Within the entries below, every line containing "datapoints" is to be copied.

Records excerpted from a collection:

↓↓↓

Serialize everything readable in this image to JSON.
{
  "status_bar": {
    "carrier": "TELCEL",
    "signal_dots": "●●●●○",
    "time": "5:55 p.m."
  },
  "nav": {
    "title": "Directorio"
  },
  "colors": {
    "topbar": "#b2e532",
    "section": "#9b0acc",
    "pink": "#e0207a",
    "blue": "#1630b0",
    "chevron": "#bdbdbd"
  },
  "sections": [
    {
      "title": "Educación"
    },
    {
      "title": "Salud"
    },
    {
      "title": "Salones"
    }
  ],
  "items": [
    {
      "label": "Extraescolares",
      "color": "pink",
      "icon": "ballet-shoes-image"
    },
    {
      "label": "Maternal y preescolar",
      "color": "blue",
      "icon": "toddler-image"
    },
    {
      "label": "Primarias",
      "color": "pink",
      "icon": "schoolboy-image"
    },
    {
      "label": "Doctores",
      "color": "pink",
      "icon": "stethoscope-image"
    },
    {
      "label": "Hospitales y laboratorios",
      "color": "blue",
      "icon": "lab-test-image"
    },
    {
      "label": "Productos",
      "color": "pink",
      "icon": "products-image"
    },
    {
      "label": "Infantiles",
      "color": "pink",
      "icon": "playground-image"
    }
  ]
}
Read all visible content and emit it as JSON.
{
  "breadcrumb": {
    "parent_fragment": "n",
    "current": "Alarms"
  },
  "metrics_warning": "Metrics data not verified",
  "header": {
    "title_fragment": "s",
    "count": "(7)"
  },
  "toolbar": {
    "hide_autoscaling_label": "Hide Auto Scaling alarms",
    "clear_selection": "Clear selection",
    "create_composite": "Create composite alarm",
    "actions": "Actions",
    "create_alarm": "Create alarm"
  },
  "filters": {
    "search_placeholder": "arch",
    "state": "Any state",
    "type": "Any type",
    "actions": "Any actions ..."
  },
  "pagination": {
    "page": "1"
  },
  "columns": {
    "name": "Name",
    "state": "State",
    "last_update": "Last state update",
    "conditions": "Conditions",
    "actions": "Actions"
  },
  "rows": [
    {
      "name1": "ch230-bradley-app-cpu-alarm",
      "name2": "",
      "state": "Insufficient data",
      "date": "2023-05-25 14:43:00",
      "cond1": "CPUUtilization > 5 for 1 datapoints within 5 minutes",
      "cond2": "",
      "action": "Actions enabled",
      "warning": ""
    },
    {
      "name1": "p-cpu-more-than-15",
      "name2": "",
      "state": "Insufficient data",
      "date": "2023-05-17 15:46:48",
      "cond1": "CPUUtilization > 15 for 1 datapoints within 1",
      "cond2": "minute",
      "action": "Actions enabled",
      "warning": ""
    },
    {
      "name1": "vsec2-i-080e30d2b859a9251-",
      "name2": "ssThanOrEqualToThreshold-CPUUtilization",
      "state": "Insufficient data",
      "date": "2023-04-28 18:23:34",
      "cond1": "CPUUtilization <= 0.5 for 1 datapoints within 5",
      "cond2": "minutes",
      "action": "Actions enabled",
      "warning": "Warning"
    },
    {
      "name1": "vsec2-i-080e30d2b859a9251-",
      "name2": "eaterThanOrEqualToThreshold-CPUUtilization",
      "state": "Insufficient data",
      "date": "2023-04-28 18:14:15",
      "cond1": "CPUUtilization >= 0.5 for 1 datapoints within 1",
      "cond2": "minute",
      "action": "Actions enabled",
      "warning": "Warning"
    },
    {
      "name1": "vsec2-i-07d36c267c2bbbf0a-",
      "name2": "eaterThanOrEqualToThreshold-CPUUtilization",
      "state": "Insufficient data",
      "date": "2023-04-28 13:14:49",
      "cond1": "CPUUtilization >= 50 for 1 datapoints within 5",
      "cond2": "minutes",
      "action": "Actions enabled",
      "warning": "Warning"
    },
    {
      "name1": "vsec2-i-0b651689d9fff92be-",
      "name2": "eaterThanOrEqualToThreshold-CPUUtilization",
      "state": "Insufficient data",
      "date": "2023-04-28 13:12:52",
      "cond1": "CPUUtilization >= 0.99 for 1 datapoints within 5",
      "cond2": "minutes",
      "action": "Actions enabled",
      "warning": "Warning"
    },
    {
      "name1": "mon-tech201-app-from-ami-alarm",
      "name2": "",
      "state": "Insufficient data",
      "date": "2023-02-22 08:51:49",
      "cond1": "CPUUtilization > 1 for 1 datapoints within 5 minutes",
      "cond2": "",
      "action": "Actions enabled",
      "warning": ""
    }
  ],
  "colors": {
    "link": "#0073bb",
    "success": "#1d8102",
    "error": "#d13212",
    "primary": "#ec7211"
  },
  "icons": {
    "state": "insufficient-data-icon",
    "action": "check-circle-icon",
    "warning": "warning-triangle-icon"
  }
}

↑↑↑

= Response area =
      "cond1": "CPUUtilization > 5 for 1 datapoints within 5 minutes",
      "cond1": "CPUUtilization > 15 for 1 datapoints within 1",
      "cond1": "CPUUtilization <= 0.5 for 1 datapoints within 5",
      "cond1": "CPUUtilization >= 0.5 for 1 datapoints within 1",
      "cond1": "CPUUtilization >= 50 for 1 datapoints within 5",
      "cond1": "CPUUtilization >= 0.99 for 1 datapoints within 5",
      "cond1": "CPUUtilization > 1 for 1 datapoints within 5 minutes",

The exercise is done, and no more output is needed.